    Our first article in this two-part series focused on the most significant event in trade secret law in many years — the passage of the federal Defend Trade Secrets Act. Now we leave the DTSA and highlight five other trade-secret trends that promise to shape future developments, say attorneys with Faegre Baker Daniels LLP.

  • Defibrillator Decision Does Not Shock The Conscience

    Eric Alexander

    Bad cases make bad law, but egregiously overreaching cases can make good law. In Wallis v. Brainerd Baptist Church, decided recently by the Tennessee Supreme Court, a dead man's estate sued the seller of a defibrillator that was available but not used on the decedent during his heart attack. Imposing liability in such circumstances would be bad public policy, says Eric Alexander of Reed Smith LLP.

  • Amended Rule 37(e): 1 Year Later

    Samantha Southall
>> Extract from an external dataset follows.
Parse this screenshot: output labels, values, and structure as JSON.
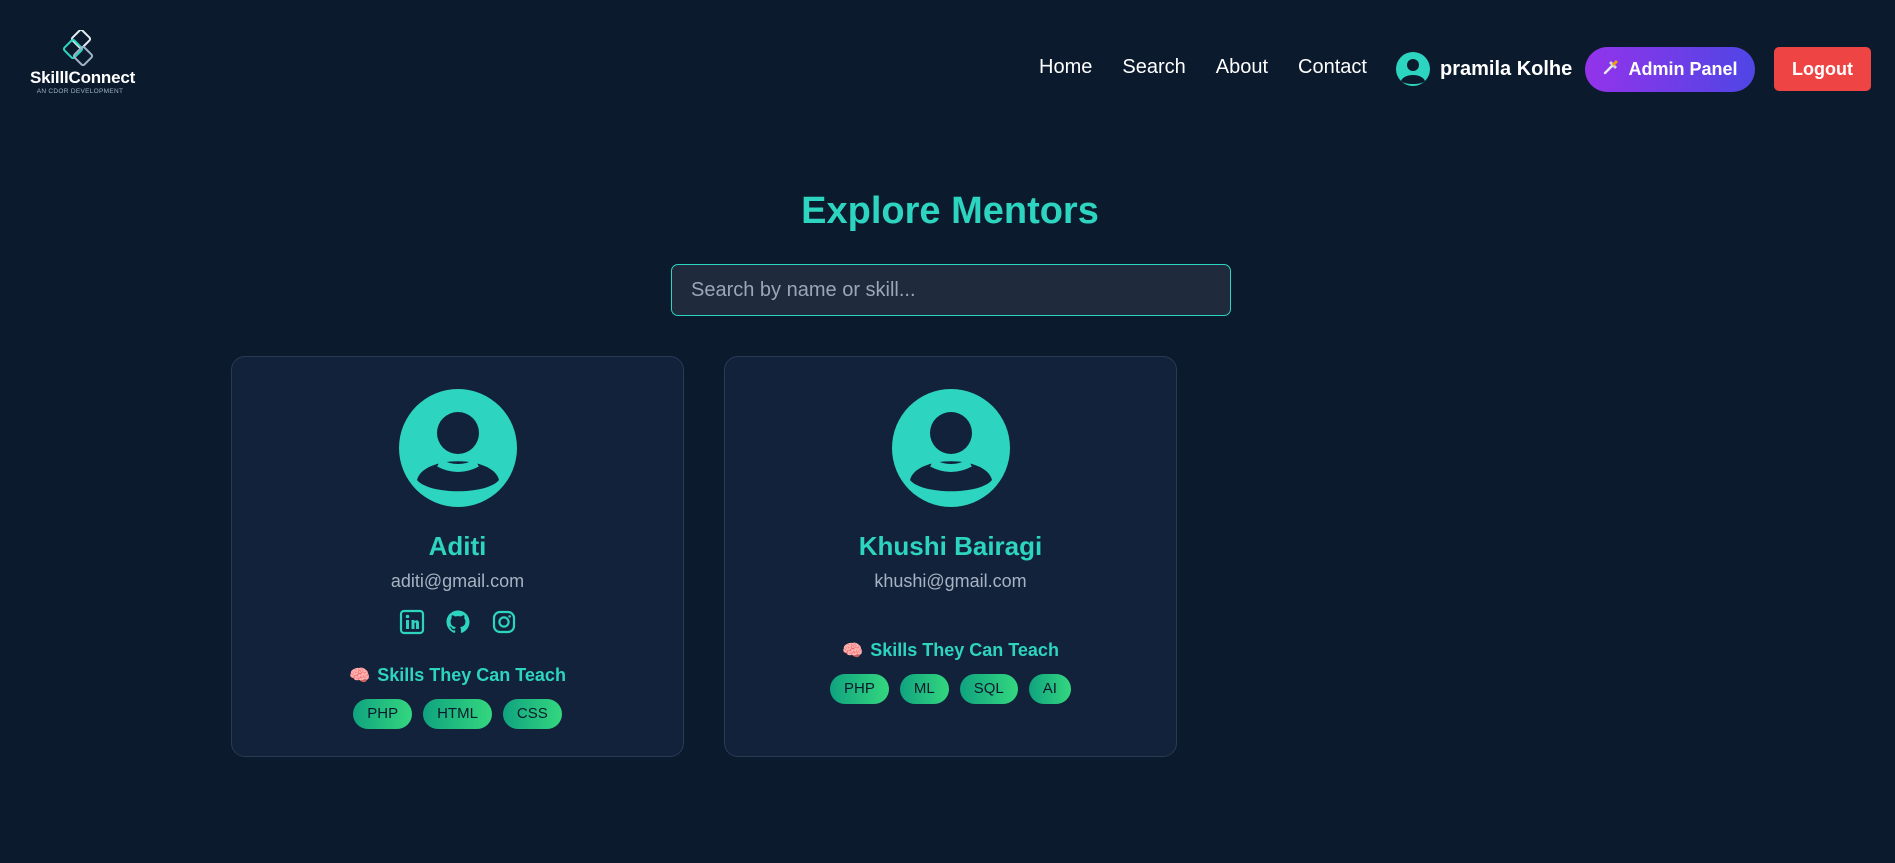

    After a full year in effect, the amended Federal Rule of Civil Procedure 37(e) has been tested in a variety of district courts. A sampling of these decisions reveals that courts seem to be adhering closely to the amended rule and ordering adverse inference instructions only where there was intent to deprive another party of access to relevant information, say Carrie Amezcua and Samantha Southall of Buchanan Ingersoll & Rooney PC.
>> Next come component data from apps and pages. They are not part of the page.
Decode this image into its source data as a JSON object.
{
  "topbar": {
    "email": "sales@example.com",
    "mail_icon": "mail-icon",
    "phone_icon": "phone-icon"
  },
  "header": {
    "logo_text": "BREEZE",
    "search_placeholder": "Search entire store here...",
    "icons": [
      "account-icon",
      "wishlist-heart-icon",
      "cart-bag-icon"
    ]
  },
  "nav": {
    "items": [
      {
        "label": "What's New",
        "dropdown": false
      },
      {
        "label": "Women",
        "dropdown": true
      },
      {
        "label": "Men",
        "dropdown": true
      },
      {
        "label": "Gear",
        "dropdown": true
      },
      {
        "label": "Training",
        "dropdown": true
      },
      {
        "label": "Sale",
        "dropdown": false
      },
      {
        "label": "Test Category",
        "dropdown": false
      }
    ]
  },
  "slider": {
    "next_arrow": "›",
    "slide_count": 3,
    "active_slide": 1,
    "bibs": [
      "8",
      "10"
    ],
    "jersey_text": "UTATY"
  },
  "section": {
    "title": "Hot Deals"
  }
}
  • Health Care Enforcement Review And 2017 Outlook: Part 2

    Karen S. Lovitch

    In 2016, courts around the country heard cases involving a variety of False Claims Act and other enforcement-related matters. Going forward these case law developments are expected to have an impact on both the scope of FCA liability and the means by which FCA liability can be proven at trial, say attorneys at Mintz Levin Cohn Ferris Glovsky and Popeo PC.

  • Evidence Substantiation Burden May Soon Shift To FTC

    Margaret E. Krawiec

    To date, questions about how the Trump administration will impact the Federal Trade Commission have focused primarily on antitrust issues, but clues to how the new administration will affect consumer protection issues might be found by examining the record of former Commissioner Joshua Wright, whom Trump has named to lead the FTC transition efforts, say attorneys at Skadden Arps Slate Meagher & Flom LLP.

  • Avoiding The Hidden Costs Of Bargain-Priced E-Discovery

    Michael Cousino

    Many organizations are interested in finding electronic discovery partners who offer tantalizingly low prices for electronic discovery services. However, unforeseen gaps, lax security practices, ignorance of global practices and delayed deliverables can all add up to a surprisingly large final cost, says Michael Cousino of Epiq Systems.